Pope Paul warned that “the continuation of the state of tension in the Middle East, without conclusive steps towards peace having been taken, constitutes a serious and constant danger. This danger imperils not only the peace and security of the people there — and the peace of the whole world — but also threatens certain values which for various reasons are supremely dear to such a great part of mankind.”
In a letter to Msgr. John G. Nolan, national secretary of CNEWA and president of the Pontifical Mission for Palestine, on the occasion of the 25th anniversary of the mission, Paul VI cited its work as “one of the clearest signs of the Holy See’s concern for the welfare of the Palestinians, who are particularly dear to us because they are the people of the Holy Land, because they include followers of Christ and because they have been and still are being so tragically tried.” He expressed again “our heartfelt sharing in their sufferings and our support for their legitimate aspirations.”
Pope Paul gave new impetus and new dimensions to the work of the mission. “Our Mission for Palestine is thus about to be faced with a compelling task. In addition to continuing its assistance, without distinction of nationality or religion, to those who have suffered or are suffering in any way as a result of repeated conflicts which have devastated that region, the Mission will now have to expect, in the situation which is now evolving, to contribute to projects of aid, of rehabilitation and of development for the population of Palestine.” He again called for promotion in the Catholic world of “an effective collaboration between all the relief organizations concerned with Palestine.”

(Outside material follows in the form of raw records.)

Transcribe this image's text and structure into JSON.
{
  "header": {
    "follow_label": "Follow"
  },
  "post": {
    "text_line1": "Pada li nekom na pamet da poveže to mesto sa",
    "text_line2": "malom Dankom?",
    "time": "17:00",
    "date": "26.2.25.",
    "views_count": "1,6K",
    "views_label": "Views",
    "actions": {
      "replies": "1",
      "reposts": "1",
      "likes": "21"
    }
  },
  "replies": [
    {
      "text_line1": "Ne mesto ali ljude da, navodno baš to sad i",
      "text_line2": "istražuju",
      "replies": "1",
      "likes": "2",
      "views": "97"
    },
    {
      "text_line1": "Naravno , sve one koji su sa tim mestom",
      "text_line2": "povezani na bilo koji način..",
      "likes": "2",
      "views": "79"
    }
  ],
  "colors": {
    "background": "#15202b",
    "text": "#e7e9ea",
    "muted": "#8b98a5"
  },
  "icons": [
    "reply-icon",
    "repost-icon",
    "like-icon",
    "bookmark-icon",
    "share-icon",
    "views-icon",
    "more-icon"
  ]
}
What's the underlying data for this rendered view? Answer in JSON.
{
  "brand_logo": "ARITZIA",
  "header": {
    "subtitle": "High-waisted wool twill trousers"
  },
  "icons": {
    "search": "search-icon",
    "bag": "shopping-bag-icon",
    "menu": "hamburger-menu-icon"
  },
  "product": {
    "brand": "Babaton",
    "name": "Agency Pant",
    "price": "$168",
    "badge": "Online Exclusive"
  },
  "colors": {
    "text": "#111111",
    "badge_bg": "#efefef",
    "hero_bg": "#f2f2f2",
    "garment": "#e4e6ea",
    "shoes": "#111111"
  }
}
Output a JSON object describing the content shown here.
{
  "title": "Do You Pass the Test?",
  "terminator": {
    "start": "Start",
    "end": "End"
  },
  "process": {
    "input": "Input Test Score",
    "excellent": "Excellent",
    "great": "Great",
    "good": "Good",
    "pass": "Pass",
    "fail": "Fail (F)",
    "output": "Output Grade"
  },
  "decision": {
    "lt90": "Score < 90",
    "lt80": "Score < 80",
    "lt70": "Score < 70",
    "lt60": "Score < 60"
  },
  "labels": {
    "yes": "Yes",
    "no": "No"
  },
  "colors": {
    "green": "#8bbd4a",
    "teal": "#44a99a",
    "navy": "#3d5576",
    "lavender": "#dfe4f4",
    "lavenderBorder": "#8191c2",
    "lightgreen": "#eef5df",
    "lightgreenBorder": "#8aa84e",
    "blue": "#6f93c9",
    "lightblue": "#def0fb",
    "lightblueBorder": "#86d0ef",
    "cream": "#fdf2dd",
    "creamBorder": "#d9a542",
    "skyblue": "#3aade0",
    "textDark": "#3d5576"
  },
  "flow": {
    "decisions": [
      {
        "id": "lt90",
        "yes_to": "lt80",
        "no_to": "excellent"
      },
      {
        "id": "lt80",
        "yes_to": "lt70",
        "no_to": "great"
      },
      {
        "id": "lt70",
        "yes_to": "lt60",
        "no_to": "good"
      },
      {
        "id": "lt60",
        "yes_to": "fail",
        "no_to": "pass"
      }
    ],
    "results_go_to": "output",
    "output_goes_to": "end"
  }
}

Pope John Paul II acknowledged the continuing efforts of the mission in an address on the occasion of its 50th anniversary in 1999. “In the past 50 years,” the pope said, “the Middle East has not ceased to experience moments of great tension and conflict, often exploding in acts of violence and outright war. In these circumstances, the Pontifical Mission has increased its efforts aimed at helping the local populations to rebuild their lives.
“In this way,” the Holy Father continued, “the Pontifical Mission is an eloquent expression of that ‘new culture of international solidarity and cooperation’ (Incarnationis mysterium, n. 12) which is so necessary in the modern world, and which must be a hallmark of the new millennium.
“I pray that you and all those associated with the work of the Mission will be renewed in faith and love as you seek ever better ways of helping those in need not only of material support but especially of opportunities for personal and social development,” the Pope concluded. “This is the surest path for establishing a true and lasting peace in the lives of the peoples of the Middle East.”
Contemporary challenges and structure
As violence, conflict and warfare spread to Jordan (1970-71), Lebanon (1975-90), Palestine (1987-93, 2000-2005), Iraq (1991, 2003-2010, 2014 to present) and Syria (2011 to present), the Pontifical Mission became increasingly involved in assistance to all those uprooted, displaced and affected by the violence.
With its administration entrusted to CNEWA since its foundation, the Pontifical Mission for Palestine functions as CNEWA’s operating agency in the Middle East. Always, CNEWA-PMP works through the local church to meet the pressing needs of those served by the church, from the provision of emergency aid to health care, educational support and post-traumatic counseling and catechesis.
Because of its modest administrative structure, its non-governmental nature, and the confidence it enjoys among the local churches, the CNEWA-PMP acts quickly, expeditiously and effectively to alleviate human suffering and aid human development.